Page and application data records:
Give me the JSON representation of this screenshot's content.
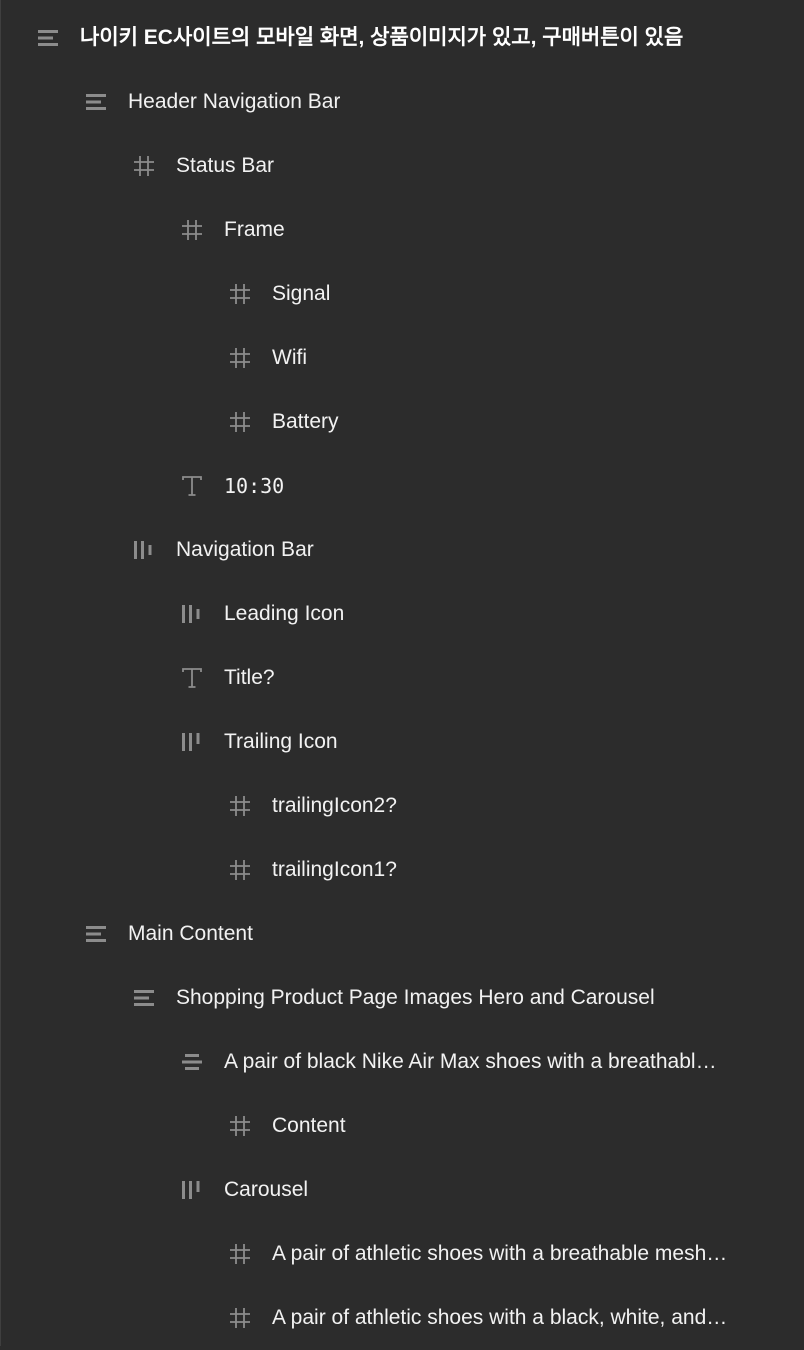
{
  "colors": {
    "panel_background": "#2c2c2c",
    "icon_color": "#8c8c8c",
    "text_color": "#f2f2f2"
  },
  "layers": [
    {
      "label": "나이키 EC사이트의 모바일 화면, 상품이미지가 있고, 구매버튼이 있음",
      "icon": "vertical-stack-icon",
      "depth": 0,
      "bold": true
    },
    {
      "label": "Header Navigation Bar",
      "icon": "vertical-stack-icon",
      "depth": 1
    },
    {
      "label": "Status Bar",
      "icon": "frame-icon",
      "depth": 2
    },
    {
      "label": "Frame",
      "icon": "frame-icon",
      "depth": 3
    },
    {
      "label": "Signal",
      "icon": "frame-icon",
      "depth": 4
    },
    {
      "label": "Wifi",
      "icon": "frame-icon",
      "depth": 4
    },
    {
      "label": "Battery",
      "icon": "frame-icon",
      "depth": 4
    },
    {
      "label": "10:30",
      "icon": "text-icon",
      "depth": 3,
      "mono": true
    },
    {
      "label": "Navigation Bar",
      "icon": "horizontal-stack-center-icon",
      "depth": 2
    },
    {
      "label": "Leading Icon",
      "icon": "horizontal-stack-center-icon",
      "depth": 3
    },
    {
      "label": "Title?",
      "icon": "text-icon",
      "depth": 3
    },
    {
      "label": "Trailing Icon",
      "icon": "horizontal-stack-top-icon",
      "depth": 3
    },
    {
      "label": "trailingIcon2?",
      "icon": "frame-icon",
      "depth": 4
    },
    {
      "label": "trailingIcon1?",
      "icon": "frame-icon",
      "depth": 4
    },
    {
      "label": "Main Content",
      "icon": "vertical-stack-icon",
      "depth": 1
    },
    {
      "label": "Shopping Product Page Images Hero and Carousel",
      "icon": "vertical-stack-icon",
      "depth": 2
    },
    {
      "label": "A pair of black Nike Air Max shoes with a breathabl…",
      "icon": "vertical-stack-center-icon",
      "depth": 3
    },
    {
      "label": "Content",
      "icon": "frame-icon",
      "depth": 4
    },
    {
      "label": "Carousel",
      "icon": "horizontal-stack-top-icon",
      "depth": 3
    },
    {
      "label": "A pair of athletic shoes with a breathable mesh…",
      "icon": "frame-icon",
      "depth": 4
    },
    {
      "label": "A pair of athletic shoes with a black, white, and…",
      "icon": "frame-icon",
      "depth": 4
    }
  ]
}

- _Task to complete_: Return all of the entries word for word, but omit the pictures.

- _Exercise answer_:
Give me the JSON representation of this screenshot's content.
{
  "colors": {
    "panel_background": "#2c2c2c",
    "icon_color": "#8c8c8c",
    "text_color": "#f2f2f2"
  },
  "layers": [
    {
      "label": "나이키 EC사이트의 모바일 화면, 상품이미지가 있고, 구매버튼이 있음",
      "icon": "vertical-stack-icon",
      "depth": 0,
      "bold": true
    },
    {
      "label": "Header Navigation Bar",
      "icon": "vertical-stack-icon",
      "depth": 1
    },
    {
      "label": "Status Bar",
      "icon": "frame-icon",
      "depth": 2
    },
    {
      "label": "Frame",
      "icon": "frame-icon",
      "depth": 3
    },
    {
      "label": "Signal",
      "icon": "frame-icon",
      "depth": 4
    },
    {
      "label": "Wifi",
      "icon": "frame-icon",
      "depth": 4
    },
    {
      "label": "Battery",
      "icon": "frame-icon",
      "depth": 4
    },
    {
      "label": "10:30",
      "icon": "text-icon",
      "depth": 3,
      "mono": true
    },
    {
      "label": "Navigation Bar",
      "icon": "horizontal-stack-center-icon",
      "depth": 2
    },
    {
      "label": "Leading Icon",
      "icon": "horizontal-stack-center-icon",
      "depth": 3
    },
    {
      "label": "Title?",
      "icon": "text-icon",
      "depth": 3
    },
    {
      "label": "Trailing Icon",
      "icon": "horizontal-stack-top-icon",
      "depth": 3
    },
    {
      "label": "trailingIcon2?",
      "icon": "frame-icon",
      "depth": 4
    },
    {
      "label": "trailingIcon1?",
      "icon": "frame-icon",
      "depth": 4
    },
    {
      "label": "Main Content",
      "icon": "vertical-stack-icon",
      "depth": 1
    },
    {
      "label": "Shopping Product Page Images Hero and Carousel",
      "icon": "vertical-stack-icon",
      "depth": 2
    },
    {
      "label": "A pair of black Nike Air Max shoes with a breathabl…",
      "icon": "vertical-stack-center-icon",
      "depth": 3
    },
    {
      "label": "Content",
      "icon": "frame-icon",
      "depth": 4
    },
    {
      "label": "Carousel",
      "icon": "horizontal-stack-top-icon",
      "depth": 3
    },
    {
      "label": "A pair of athletic shoes with a breathable mesh…",
      "icon": "frame-icon",
      "depth": 4
    },
    {
      "label": "A pair of athletic shoes with a black, white, and…",
      "icon": "frame-icon",
      "depth": 4
    }
  ]
}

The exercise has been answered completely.